─── Records to process

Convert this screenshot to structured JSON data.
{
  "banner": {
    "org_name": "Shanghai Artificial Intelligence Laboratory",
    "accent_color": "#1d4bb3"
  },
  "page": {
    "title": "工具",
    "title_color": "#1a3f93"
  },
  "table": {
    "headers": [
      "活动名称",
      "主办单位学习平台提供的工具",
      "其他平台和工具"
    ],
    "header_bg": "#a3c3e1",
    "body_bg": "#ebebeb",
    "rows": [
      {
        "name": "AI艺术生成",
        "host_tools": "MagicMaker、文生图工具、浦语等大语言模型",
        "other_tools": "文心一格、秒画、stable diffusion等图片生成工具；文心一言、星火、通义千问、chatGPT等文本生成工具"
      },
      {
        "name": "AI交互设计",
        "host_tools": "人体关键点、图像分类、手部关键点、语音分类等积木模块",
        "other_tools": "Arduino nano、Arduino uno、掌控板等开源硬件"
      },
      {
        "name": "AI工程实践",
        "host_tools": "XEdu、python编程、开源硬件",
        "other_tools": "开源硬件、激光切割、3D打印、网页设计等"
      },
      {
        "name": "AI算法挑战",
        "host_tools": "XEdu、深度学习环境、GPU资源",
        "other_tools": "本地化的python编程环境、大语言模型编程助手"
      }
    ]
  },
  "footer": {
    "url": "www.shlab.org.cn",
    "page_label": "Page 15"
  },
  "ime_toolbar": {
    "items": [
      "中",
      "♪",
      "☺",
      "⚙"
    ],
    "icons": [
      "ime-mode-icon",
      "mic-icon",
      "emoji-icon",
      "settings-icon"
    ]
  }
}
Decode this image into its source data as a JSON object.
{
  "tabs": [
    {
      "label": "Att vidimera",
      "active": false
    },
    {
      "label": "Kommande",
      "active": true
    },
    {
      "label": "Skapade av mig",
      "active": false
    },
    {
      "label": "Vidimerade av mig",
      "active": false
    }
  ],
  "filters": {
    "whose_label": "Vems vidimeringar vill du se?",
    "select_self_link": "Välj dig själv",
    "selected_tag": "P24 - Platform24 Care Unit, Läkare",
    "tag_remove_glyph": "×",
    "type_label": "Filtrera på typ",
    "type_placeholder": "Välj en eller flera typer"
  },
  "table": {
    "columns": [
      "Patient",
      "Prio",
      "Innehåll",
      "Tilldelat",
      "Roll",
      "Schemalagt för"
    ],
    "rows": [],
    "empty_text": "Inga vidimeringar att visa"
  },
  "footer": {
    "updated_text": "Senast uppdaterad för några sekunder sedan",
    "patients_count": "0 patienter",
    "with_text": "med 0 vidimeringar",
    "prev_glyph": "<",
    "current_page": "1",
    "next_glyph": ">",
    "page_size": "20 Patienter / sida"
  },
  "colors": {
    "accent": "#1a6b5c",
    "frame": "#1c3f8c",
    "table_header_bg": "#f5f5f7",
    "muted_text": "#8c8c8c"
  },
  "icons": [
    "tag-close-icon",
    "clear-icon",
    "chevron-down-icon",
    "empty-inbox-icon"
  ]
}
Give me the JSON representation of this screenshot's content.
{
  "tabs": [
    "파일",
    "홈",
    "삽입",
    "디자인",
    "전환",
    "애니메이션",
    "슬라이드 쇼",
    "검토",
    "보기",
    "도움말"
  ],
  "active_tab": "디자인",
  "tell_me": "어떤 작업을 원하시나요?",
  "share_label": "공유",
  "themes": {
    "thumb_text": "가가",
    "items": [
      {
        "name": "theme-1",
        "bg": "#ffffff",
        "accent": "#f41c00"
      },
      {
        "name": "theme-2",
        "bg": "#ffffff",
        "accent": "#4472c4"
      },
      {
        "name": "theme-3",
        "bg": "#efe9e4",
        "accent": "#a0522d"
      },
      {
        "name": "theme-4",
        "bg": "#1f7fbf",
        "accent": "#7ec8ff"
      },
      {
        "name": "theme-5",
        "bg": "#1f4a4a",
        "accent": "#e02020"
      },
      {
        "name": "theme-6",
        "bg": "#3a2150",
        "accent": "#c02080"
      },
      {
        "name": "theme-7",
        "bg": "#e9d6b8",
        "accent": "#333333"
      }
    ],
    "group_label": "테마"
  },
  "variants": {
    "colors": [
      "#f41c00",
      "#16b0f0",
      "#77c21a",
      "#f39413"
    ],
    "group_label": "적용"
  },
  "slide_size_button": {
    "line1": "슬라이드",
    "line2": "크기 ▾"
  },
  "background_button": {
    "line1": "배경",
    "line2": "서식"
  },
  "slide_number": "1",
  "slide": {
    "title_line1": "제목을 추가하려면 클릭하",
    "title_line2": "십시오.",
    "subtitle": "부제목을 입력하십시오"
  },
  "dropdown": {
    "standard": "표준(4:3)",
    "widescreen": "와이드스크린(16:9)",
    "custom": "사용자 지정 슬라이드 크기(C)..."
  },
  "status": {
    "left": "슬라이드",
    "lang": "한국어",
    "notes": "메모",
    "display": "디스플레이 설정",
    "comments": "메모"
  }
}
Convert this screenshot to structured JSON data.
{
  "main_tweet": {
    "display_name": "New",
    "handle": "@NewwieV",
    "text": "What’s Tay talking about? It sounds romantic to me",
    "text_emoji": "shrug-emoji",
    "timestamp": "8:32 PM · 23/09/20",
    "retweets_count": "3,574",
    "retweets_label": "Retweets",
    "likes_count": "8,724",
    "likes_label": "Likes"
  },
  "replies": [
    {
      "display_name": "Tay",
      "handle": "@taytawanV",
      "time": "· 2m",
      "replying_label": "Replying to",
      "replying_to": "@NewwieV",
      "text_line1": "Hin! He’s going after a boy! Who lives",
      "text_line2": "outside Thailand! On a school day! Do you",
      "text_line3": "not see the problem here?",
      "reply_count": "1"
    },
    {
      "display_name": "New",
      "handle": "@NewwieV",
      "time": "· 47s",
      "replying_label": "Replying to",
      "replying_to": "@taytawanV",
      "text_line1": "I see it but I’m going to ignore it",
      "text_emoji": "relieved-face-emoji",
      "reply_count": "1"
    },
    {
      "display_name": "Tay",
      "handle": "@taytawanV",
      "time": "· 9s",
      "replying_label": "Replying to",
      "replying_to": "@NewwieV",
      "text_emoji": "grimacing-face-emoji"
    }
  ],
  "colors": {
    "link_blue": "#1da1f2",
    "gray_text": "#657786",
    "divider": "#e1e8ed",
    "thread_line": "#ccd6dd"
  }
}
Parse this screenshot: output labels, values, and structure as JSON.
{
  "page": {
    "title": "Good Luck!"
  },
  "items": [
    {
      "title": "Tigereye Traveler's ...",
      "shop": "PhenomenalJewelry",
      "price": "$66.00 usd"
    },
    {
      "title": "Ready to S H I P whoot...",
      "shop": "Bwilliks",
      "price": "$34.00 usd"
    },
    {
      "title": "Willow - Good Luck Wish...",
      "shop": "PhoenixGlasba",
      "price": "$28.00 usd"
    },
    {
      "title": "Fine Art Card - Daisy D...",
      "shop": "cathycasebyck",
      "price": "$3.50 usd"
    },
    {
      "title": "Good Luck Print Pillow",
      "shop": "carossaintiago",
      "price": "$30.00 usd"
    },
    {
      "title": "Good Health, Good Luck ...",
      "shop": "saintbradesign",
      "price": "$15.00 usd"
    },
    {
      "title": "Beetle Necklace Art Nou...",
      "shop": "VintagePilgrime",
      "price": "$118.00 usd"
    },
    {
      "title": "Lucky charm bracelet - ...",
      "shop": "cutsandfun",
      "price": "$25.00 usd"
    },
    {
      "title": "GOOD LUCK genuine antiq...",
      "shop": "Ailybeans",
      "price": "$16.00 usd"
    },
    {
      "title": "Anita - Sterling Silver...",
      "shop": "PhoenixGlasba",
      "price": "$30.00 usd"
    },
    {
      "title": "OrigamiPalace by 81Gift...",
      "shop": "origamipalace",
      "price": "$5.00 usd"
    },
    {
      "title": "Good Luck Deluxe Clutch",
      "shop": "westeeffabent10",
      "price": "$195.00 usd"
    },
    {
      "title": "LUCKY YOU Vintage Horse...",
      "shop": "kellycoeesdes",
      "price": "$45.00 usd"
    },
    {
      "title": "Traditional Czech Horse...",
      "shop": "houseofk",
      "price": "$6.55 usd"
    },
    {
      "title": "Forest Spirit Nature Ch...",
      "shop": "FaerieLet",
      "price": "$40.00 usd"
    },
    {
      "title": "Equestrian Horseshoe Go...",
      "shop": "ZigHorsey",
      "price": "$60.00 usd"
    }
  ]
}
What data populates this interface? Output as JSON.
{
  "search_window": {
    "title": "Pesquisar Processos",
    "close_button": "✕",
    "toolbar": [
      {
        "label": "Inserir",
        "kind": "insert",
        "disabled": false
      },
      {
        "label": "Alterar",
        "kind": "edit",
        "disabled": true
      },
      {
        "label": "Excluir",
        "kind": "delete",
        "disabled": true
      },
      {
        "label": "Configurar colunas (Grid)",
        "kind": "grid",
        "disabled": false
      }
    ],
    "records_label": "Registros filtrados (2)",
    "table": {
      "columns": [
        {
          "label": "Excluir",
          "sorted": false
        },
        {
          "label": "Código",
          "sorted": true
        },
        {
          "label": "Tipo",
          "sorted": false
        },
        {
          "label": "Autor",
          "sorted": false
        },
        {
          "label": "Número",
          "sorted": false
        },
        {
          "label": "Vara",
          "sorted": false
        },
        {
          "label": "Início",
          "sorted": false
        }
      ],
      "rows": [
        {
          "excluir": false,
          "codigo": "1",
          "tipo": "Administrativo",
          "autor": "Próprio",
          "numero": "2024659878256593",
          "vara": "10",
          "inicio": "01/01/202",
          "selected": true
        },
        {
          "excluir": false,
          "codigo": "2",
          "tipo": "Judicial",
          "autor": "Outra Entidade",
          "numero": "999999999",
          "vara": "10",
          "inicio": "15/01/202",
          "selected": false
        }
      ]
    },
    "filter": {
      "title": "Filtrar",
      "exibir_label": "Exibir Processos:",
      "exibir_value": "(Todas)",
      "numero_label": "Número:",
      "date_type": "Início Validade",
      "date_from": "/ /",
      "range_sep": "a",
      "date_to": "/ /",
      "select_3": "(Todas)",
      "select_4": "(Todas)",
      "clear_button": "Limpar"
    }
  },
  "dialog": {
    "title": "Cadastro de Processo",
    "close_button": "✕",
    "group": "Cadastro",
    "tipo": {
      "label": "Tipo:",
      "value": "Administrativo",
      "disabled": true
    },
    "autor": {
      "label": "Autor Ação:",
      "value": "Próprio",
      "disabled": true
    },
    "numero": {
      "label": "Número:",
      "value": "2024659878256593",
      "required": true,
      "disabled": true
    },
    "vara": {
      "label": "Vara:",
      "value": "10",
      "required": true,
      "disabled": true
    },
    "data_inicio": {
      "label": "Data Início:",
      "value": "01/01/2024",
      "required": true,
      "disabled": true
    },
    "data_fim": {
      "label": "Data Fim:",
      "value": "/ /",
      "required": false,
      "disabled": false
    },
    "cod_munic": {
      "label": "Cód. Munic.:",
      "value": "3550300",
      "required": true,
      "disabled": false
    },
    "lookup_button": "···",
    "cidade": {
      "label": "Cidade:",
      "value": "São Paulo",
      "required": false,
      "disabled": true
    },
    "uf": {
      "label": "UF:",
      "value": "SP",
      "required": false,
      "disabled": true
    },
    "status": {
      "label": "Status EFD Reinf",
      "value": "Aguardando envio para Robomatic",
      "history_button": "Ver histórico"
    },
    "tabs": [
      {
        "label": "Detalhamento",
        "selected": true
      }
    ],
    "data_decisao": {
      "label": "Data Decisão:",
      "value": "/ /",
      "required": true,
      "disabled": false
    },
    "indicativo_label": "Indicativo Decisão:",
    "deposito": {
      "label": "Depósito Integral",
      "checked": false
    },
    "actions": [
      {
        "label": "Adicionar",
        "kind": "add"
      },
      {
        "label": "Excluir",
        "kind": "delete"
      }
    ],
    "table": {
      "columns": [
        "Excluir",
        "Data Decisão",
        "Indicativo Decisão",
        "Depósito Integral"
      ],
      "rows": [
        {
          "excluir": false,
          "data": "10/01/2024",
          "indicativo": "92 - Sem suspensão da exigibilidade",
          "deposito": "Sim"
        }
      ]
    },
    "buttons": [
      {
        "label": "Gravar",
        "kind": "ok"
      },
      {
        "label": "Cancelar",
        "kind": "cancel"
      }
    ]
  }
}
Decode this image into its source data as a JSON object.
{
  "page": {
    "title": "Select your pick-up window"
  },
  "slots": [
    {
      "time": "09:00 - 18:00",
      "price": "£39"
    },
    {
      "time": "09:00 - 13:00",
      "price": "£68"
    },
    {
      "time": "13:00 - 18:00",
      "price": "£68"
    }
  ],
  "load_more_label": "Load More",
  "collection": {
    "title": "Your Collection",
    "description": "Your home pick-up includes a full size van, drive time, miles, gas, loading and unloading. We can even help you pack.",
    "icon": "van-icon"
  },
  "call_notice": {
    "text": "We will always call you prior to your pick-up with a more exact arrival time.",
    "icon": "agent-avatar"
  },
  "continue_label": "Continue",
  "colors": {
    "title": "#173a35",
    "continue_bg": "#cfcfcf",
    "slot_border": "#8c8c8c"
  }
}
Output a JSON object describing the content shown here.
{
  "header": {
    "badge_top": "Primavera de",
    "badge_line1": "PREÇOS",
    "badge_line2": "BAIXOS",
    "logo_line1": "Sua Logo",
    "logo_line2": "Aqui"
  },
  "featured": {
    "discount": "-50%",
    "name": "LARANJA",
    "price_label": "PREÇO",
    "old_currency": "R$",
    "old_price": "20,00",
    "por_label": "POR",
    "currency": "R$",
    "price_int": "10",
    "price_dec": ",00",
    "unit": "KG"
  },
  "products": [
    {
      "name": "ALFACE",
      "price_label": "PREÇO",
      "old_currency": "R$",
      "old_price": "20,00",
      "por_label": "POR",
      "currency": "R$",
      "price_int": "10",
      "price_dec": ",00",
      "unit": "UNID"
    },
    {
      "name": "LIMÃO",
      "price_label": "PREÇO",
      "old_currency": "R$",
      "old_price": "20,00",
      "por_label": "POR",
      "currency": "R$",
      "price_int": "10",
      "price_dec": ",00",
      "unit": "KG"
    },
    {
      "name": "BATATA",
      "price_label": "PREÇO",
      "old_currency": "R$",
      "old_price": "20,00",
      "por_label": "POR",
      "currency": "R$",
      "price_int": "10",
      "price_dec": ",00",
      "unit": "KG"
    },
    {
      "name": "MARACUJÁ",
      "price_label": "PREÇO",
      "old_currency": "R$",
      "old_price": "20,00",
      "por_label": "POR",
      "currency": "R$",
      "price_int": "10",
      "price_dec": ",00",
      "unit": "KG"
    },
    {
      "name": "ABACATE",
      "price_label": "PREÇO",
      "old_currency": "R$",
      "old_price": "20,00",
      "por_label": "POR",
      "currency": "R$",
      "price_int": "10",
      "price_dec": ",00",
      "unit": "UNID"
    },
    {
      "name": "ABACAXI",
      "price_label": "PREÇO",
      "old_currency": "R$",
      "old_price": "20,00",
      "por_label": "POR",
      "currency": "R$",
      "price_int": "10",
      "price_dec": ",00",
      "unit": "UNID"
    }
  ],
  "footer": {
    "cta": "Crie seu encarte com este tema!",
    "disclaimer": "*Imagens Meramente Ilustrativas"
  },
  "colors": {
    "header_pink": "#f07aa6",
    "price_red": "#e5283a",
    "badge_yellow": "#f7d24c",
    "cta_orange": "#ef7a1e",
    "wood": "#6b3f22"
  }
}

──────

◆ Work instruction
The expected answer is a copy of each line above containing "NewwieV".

◆ Solution for this task
    "handle": "@NewwieV",
      "replying_to": "@NewwieV",
      "handle": "@NewwieV",
      "replying_to": "@NewwieV",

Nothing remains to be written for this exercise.